Fascinating history. Thanks, Nick! o that’s how Kingsbridge became an official name. I’m sorry to see “Spuyten Duyvil” disappear from the road’s name, but as Bronxologist notes, I guess it didn’t really lead to Spuyten Duyvil anymore.
Great find! And what a lovely illustration of the foundry. Didn’t realize the railroad used to have water on both sides of it at Spuyten Duyvil.
Thanks, Nick. Good to know that my Irish kinsmen were growing their potatoes along with all those crops — and had plenty of milk. And I had no idea that Boss Tweed had a farm up there — including what is now Tibbetts Brook Park, I gather.March 15, 2021 at 2:58 am in reply to: Was the Albany Post Road earlier known as a “Mill Path?” #1895
Fascinating, Nick. I see that the Albany Post Road is parallel to Broadway in this map. Did it generally go along the route of Broadway up through Yonkers and Westchester?March 1, 2021 at 9:17 pm in reply to: On this Date – February 26, 1676 – NY Council asks Westchester Lenape to Return #1890
Fascinating! Thanks, Nick!
That’s a lot of work for $10.50. Although I guess it was a lot more back then. Thanks for the post!
Great article, Nick. Thanks! So this house stood near the baseball field in the lower half of Henry Hudson Park, where there’s now a utility shed?August 20, 2019 at 8:06 pm in reply to: The Spuyten Duyvil and Port Morris Railroad – Part 2: Through the Hill #1102

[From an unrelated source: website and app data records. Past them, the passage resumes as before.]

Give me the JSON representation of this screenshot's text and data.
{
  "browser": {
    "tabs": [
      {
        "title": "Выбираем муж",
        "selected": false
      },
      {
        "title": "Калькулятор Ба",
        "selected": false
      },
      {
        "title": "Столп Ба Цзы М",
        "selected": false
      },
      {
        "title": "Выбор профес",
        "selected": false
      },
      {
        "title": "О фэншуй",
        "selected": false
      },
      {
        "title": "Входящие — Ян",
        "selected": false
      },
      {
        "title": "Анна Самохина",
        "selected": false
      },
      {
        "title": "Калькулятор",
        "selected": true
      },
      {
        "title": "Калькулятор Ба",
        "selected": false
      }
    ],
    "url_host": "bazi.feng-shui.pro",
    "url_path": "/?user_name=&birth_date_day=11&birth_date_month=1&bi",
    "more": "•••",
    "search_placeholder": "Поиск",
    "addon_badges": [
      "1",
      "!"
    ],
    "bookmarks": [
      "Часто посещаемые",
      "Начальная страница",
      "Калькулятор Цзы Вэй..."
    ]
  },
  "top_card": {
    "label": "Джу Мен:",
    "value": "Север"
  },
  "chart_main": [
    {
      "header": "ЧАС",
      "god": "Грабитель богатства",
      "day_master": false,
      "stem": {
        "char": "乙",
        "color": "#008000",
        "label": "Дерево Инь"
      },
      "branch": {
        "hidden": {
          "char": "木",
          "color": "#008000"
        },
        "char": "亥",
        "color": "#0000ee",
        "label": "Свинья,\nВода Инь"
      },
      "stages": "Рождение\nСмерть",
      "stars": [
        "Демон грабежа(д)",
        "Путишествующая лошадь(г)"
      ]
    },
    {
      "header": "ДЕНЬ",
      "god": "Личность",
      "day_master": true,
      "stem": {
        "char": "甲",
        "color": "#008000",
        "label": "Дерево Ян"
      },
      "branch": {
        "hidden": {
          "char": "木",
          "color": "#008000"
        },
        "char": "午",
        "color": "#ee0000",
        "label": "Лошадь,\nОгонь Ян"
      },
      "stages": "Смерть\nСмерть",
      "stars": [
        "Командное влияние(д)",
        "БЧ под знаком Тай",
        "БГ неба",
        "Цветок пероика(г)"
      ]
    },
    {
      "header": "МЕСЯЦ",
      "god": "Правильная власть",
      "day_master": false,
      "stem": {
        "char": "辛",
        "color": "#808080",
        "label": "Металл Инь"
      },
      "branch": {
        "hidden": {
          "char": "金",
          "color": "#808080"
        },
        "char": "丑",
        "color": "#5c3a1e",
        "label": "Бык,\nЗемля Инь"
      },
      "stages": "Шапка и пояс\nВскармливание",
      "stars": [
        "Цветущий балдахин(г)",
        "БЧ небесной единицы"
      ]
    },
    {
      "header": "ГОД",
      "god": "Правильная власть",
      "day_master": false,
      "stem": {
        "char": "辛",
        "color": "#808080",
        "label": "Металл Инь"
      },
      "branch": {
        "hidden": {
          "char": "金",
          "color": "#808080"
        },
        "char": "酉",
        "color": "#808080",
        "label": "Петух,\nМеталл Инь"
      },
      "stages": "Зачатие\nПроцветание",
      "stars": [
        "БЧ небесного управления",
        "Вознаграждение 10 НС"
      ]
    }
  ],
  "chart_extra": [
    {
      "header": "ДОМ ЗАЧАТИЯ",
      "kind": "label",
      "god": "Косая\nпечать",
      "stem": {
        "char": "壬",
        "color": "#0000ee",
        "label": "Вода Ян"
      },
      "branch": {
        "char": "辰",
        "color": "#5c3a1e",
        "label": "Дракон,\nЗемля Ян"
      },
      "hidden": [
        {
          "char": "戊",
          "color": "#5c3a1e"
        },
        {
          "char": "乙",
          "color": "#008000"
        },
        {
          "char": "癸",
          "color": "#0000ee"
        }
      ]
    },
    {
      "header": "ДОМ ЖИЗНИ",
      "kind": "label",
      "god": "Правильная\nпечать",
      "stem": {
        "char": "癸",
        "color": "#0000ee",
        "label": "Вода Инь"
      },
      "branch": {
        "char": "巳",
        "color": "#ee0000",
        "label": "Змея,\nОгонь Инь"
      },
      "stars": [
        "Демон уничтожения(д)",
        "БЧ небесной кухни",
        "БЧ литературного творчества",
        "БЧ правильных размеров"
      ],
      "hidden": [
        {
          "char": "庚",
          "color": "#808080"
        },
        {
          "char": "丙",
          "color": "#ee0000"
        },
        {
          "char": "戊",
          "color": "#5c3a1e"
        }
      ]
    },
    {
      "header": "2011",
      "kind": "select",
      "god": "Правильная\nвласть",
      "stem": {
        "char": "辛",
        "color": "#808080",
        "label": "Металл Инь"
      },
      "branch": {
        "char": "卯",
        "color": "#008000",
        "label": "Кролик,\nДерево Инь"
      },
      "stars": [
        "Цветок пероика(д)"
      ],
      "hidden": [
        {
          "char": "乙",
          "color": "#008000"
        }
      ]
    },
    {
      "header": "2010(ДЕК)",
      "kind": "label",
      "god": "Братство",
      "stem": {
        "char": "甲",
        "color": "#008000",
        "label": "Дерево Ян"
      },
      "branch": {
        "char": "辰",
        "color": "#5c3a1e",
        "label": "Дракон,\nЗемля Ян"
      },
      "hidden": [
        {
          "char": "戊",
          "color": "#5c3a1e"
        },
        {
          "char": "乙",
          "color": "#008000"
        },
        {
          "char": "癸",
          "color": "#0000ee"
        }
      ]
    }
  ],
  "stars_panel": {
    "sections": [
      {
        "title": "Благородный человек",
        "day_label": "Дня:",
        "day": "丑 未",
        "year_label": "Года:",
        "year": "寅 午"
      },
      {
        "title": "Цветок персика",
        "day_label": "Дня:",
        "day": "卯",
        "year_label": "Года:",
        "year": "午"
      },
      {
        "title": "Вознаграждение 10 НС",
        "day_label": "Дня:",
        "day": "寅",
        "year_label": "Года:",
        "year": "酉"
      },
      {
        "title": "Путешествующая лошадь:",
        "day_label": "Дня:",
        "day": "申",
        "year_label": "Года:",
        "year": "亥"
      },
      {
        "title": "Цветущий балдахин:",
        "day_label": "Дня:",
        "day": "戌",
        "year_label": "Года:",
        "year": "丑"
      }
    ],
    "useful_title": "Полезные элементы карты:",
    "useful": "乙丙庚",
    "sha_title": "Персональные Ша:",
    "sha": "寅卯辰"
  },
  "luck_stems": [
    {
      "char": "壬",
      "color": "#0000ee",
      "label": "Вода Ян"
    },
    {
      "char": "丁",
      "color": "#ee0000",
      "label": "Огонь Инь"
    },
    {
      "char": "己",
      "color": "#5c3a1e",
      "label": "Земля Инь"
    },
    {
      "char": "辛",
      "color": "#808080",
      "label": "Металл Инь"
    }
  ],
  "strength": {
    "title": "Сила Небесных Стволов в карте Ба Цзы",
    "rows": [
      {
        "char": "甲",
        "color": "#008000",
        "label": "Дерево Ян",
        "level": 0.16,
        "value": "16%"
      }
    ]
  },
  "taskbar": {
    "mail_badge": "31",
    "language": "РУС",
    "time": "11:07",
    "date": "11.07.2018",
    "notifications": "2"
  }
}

Great post, Nick! Thank you! I had no idea there used to be a causeway in front of my old home at the Villa Rosa Bonheur. I gather they filled in the shoreline out to the tracks at some point — and that’s why we have a park there now.